Have you noticed how much we seem to police our speech these days? It seems we’re constantly told what we should or should not say, what’s appropriate or inappropriate. And we’re held to a high standard. Some mistakes are costly.
In the last 10 years, I’ve had the privilege to travel to Europe a few times. I’m always glad to go England, because they speak English there. While I’ve studied other languages, I can’t speak anything other than English. So traveling to England is much more comfortable for me than other places I’ve gone.
Even so, I’ve learned a few things about how I should police my own speech while traveling in England. Not everything I mean when I say a word means what I think it means in England. For example, as a father of young children I might talk about a stroller – but in England it’s called a “pram.” I might talk about changing my child’s diaper – but in England it’s called a “nappy.” I might talk about a pacifier – but in England it’s called a “dummy,” which might be a word of offense here in America.
Of course, even though I used some wrong words from time to time, my mistakes were completely unintentional. You might say they were well-intentioned, as I was just trying to make my way through the world in an unfamiliar place with what I thought was nevertheless a very familiar language.
This got me thinking about some of the other things we say that, while well-intentioned, might in fact communicate things which, were we aware of it, we would not want to be saying.
Imagine that a friend of yours has realized they did something to hurt your feelings, and so they offer an apology by saying, “I’m sorry.” Because you’re both friends, and perhaps because you think whatever they did was no big deal, you offer a typical response: “That’s okay.”
This response is unquestionably well-intentioned. It’s no different than saying “No worries” or “No big deal” or something similar. But have you ever noticed that such phrases might not be the best response to an apology? What if when someone says, “I’m sorry,” the best response might be to forgive them? What if, when we respond with “that’s okay,” we in fact negate their apology? I mean that our friend has recognized the action as not okay, and so offered an apology, but our response of “that’s okay” ignores that recognition or entirely refuses to agree with it.
Of course, this is all unintentional. It’s just like my using the wrong words in England. We take our language for granted, using it habitually without thinking. But what if our well-intentioned sayings and responses, like “that’s okay” when someone apologizes, have unintentional consequences?
Let’s think about this a different way. When Jesus lived, he forgave the sins of humans around him. He also told his followers to do the same.
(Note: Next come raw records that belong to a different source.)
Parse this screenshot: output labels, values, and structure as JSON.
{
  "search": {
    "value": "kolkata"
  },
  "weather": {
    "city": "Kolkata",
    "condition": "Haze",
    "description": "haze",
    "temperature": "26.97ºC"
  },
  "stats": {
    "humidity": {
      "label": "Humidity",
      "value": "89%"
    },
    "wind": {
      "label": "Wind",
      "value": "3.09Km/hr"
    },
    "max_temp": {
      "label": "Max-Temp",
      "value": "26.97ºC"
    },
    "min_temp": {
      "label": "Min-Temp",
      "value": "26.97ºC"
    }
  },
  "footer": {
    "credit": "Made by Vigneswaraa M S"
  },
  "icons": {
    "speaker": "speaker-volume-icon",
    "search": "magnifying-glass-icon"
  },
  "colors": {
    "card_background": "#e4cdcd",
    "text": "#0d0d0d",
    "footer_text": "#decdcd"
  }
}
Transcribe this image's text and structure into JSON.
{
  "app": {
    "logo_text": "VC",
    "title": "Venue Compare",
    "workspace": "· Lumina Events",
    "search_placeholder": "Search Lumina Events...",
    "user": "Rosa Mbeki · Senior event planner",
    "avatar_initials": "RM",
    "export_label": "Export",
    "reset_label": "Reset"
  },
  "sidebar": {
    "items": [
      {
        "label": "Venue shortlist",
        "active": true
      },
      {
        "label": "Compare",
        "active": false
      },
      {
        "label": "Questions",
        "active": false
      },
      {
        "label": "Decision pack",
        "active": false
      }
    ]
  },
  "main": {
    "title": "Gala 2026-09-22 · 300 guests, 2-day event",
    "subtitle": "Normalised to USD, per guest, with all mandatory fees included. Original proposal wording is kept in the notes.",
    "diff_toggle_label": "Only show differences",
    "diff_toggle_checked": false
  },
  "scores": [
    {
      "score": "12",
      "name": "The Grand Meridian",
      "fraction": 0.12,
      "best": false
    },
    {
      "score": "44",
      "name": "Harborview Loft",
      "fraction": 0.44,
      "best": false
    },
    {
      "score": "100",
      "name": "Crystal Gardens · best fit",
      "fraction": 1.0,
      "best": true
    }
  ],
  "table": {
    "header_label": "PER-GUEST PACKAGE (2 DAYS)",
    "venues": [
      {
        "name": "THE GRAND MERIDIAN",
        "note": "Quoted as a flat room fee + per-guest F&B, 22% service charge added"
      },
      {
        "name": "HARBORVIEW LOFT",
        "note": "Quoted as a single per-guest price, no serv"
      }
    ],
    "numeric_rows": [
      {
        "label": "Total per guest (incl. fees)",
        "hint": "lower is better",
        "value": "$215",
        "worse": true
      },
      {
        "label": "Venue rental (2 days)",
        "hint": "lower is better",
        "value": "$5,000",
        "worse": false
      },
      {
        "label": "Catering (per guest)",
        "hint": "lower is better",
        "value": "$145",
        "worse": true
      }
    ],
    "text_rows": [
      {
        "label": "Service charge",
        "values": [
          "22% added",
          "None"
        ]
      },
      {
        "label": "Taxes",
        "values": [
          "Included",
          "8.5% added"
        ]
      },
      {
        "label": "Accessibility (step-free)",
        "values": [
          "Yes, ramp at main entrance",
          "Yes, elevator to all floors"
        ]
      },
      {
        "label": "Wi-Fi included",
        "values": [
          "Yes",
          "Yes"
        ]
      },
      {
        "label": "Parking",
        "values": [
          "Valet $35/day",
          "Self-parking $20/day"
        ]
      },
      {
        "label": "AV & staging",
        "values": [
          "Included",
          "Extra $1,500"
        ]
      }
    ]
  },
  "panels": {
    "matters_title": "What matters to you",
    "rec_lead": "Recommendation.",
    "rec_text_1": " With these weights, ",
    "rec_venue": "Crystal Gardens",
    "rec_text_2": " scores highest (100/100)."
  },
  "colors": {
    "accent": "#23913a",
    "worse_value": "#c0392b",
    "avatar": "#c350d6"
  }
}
I was compelled to think more deeply about this recently as I am trying to use my words more intentionally.
Jesus recognized that in forgiving another you’re going further than just letting them off the hook; you’re fully acknowledging their apology. You’re also saying something significant about your relationship with them: forgiveness means you’re not counting their offenses against them. In fact, you’re telling them, “Your slate is clean with me.” This is the same effect as when Jesus forgives us – our slate is clean with him.
At the very least, this indicates that forgiveness is actually a big deal and that it matters when we respond to others. Saying “I forgive you” when someone apologizes would truly honor the fact that they’ve apologized and acknowledged a wrong they believe they’ve committed.
When I consider it this way, it makes me think that Jesus just might be on to something.
This post reflects the views oft he author, and is intended to start a conversation. Please share your thoughts in the comments below!
Or, if you’d like to hear some overall thoughts on forgiveness from Christians at THRED, you can find those over here.